|dc.description.abstract||Since 1994, South African governance has been in transition from bureaucracy to democracy. In tenns
of democracy, local government is specifically tasked with providing goods and services equitably and
sustainably not only to it's citizens, but along with them.
In South Africa, the provision of refuse removal services and landfill sites for waste disposal are under
local government control. Recently, Durban Solid Waste, a municipal waste management contractor
in the Durban Metropolitan Area, KwaZulu-Natal, South Africa embarked on a comprehensive
exercise, the first of it's kind in the country. to locate, plan, develop and operate new generation landfill
sites with the aid of a public participation process involving capacity building which is a requirement
of legislation. It is in the North Zone of this area that the existing landfill is to close by December 2000,

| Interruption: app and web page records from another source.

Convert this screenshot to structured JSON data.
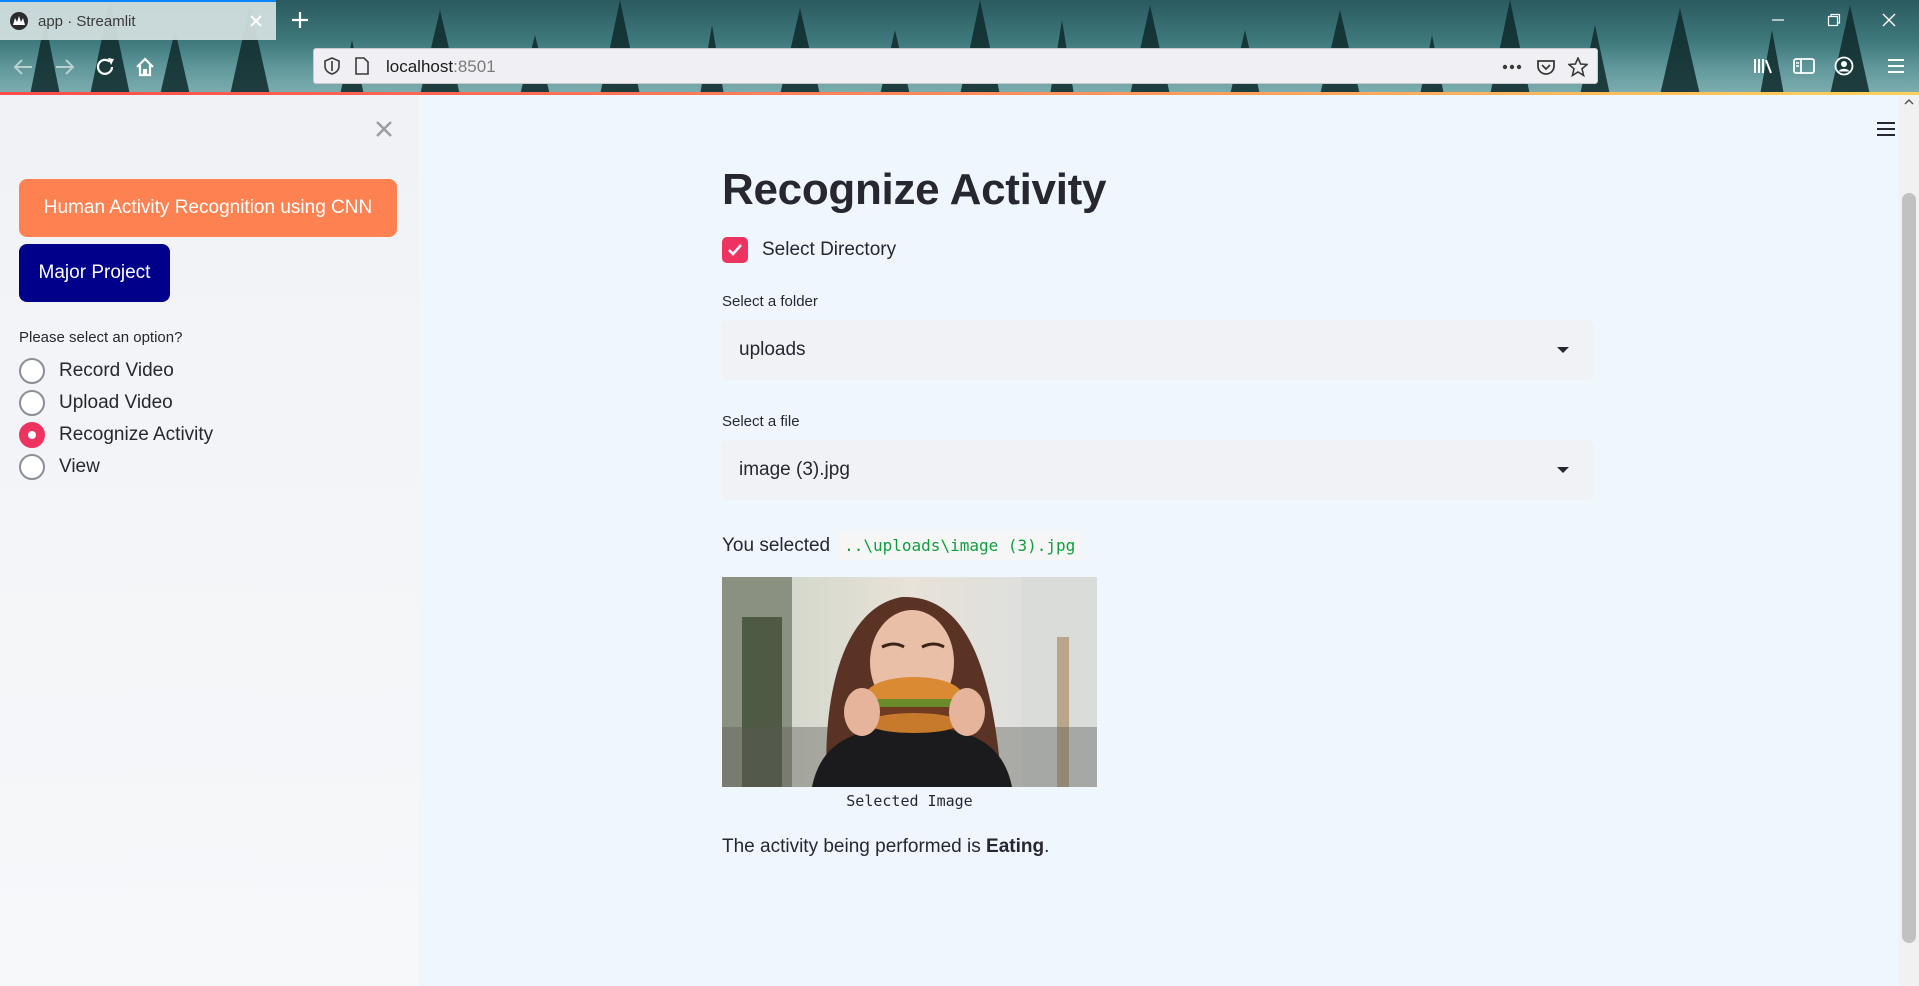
{
  "browser": {
    "tab_title": "app · Streamlit",
    "url_host": "localhost",
    "url_port": ":8501"
  },
  "sidebar": {
    "title_button": "Human Activity Recognition using CNN",
    "project_button": "Major Project",
    "radio_label": "Please select an option?",
    "options": [
      {
        "label": "Record Video",
        "selected": false
      },
      {
        "label": "Upload Video",
        "selected": false
      },
      {
        "label": "Recognize Activity",
        "selected": true
      },
      {
        "label": "View",
        "selected": false
      }
    ]
  },
  "main": {
    "title": "Recognize Activity",
    "checkbox_label": "Select Directory",
    "checkbox_checked": true,
    "folder_label": "Select a folder",
    "folder_value": "uploads",
    "file_label": "Select a file",
    "file_value": "image (3).jpg",
    "you_selected_text": "You selected",
    "selected_path": "..\\uploads\\image (3).jpg",
    "image_caption": "Selected Image",
    "result_prefix": "The activity being performed is",
    "result_activity": "Eating",
    "result_suffix": "."
  },
  "colors": {
    "accent": "#ee3360",
    "title_button_bg": "#fe8251",
    "project_button_bg": "#00008b",
    "code_text": "#0e9f3c"
  }
}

and so there is an urgent need to locate and develop a new landfill site for the region. It is the capacity
building and public participation process of the North Zone landfill site selection process which is the
subject of this study.

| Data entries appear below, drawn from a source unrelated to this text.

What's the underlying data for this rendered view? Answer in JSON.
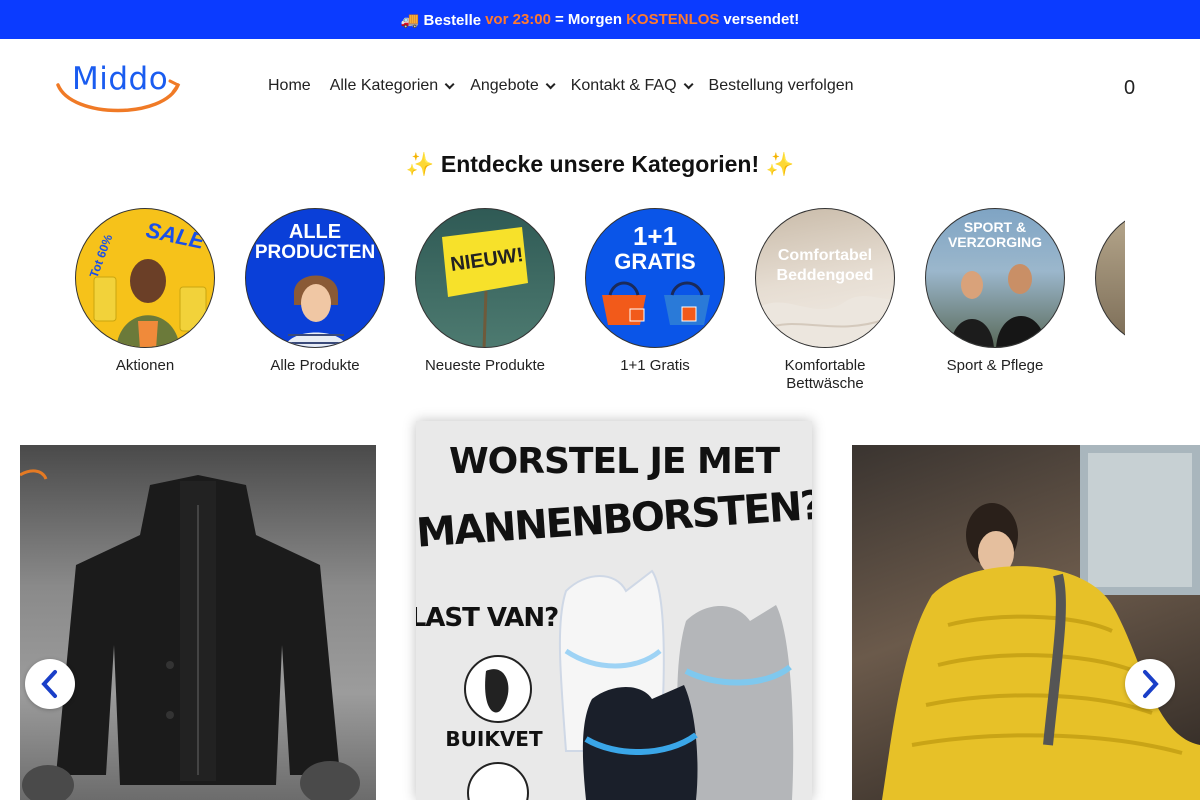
{
  "announcement": {
    "icon": "truck-icon",
    "part1": "🚚 Bestelle",
    "part2": "vor 23:00",
    "part3": "= Morgen",
    "part4": "KOSTENLOS",
    "part5": "versendet!",
    "bg_color": "#0b3bff",
    "highlight_color": "#ff7a2e"
  },
  "header": {
    "logo_text": "Middo",
    "nav": [
      {
        "label": "Home",
        "has_dropdown": false
      },
      {
        "label": "Alle Kategorien",
        "has_dropdown": true
      },
      {
        "label": "Angebote",
        "has_dropdown": true
      },
      {
        "label": "Kontakt & FAQ",
        "has_dropdown": true
      },
      {
        "label": "Bestellung verfolgen",
        "has_dropdown": false
      }
    ],
    "cart_count": "0"
  },
  "categories": {
    "title": "Entdecke unsere Kategorien!",
    "sparkle": "✨",
    "items": [
      {
        "label": "Aktionen",
        "image_text": [
          "SALE",
          "Tot 60%"
        ]
      },
      {
        "label": "Alle Produkte",
        "image_text": [
          "ALLE",
          "PRODUCTEN"
        ]
      },
      {
        "label": "Neueste Produkte",
        "image_text": [
          "NIEUW!"
        ]
      },
      {
        "label": "1+1 Gratis",
        "image_text": [
          "1+1",
          "GRATIS"
        ]
      },
      {
        "label": "Komfortable Bettwäsche",
        "image_text": [
          "Comfortabel",
          "Beddengoed"
        ]
      },
      {
        "label": "Sport & Pflege",
        "image_text": [
          "SPORT &",
          "VERZORGING"
        ]
      }
    ]
  },
  "banners": {
    "middle": {
      "line1": "WORSTEL JE MET",
      "line2": "MANNENBORSTEN?",
      "line3": "LAST VAN?",
      "line4": "BUIKVET"
    }
  }
}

A case study format provides an intensive examination of the public participation and capacity building
process. Qualitative research methodology was employed to compliment the interp retive approach
undertaken in the research process, which used conceptual frameworks drawn from literature for the
data interpretation. Data were collected via participant observation at meetings and workshops, and
semi-strucrured interviews with stakeholders of the North Zone process.
The research findings revealed that while a variety of capacity building and public participation means
suggested by government policy have been utilised., none of the statutory principles of public
participation for landfill siting have been implemented satisfactorily by participants in the North Zone
public participation process. The findings also indicate that the predominant type of public
participation being followed in the North Zone is instrumental in nature. and thus in the main does not
exhibit outcome measures of empowerment which are associated with transformative participation.
Furthermore. the findings demonstrate that while capacity building made the North Zone public
participation process more democratic than previous landfill site selection exercises, principles of
equity were only satisfied to the extent that the statutory requirements, the will of the developer, a
shortage of time and adequate funding pennitted.
The recommendations suggest: lobbying for changes to the statutory requirements. ways of building
trust between stakeholders. activities to promote equity and democracy, and the use of more suitable
means of capacity building and public participation for landfill site selection public participation
processes in South Africa||en